The Hawke's Bay District Health Board's Public Health Team confirmed today that the man diagnosed with Guillain-Barre Syndrome in Wellington Hospital yesterday is linked to the Havelock North Campylobactor outbreak.

Director of Population Health, Dr Caroline McElnay, said staff had positively identified the link as the man had drunk water from Havelock North during the period of contamination where 5000 people got sick.

Dr McElnay said this was a timely reminder for anyone who was recovering from a Campylobactor infection to monitor how they were feeling and be aware of potential complications.

"While most people who get Campylobacter recover completely within two to five days, the infection can result in complications."

She said complications were rare but included Guillain-Barre Syndrome.

Symptoms to look out for are muscle weakness in the legs, arms or face and Reactive Arthritis which included joint pain, commonly in the knees, ankles or toes and signs of a urinary tract infection and sore eyes.

"It is really important that you seek a health care professionals advice immediately if you have any of these symptoms after recovering from a Campylobacter infection."

She said the patient's family had requested strict privacy and they respected this.


This is the third person to be diagnosed with GBS after the outbreak.

Havelock North resident Kerry Mackintosh was one of the woman and was now suffering from reactive arthritis.

April Singh was also diagnosed with the syndrome and is still recovering from the illness at her home in Havelock North.

Hawke's Bay Hospital physician Andrew Burns had said previously Ms Singh had diarrhoea symptoms during the Havelock North campylobacter outbreak in August.
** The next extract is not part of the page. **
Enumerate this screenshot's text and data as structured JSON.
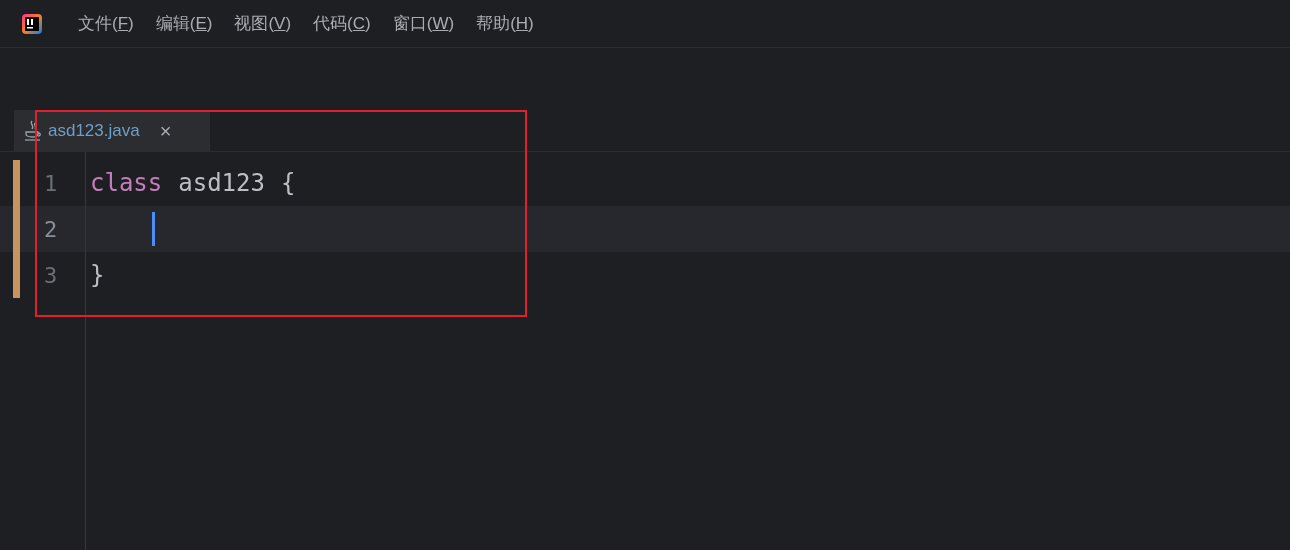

People can call Healthline which is available 24/7 on 0800-611-116 for advice.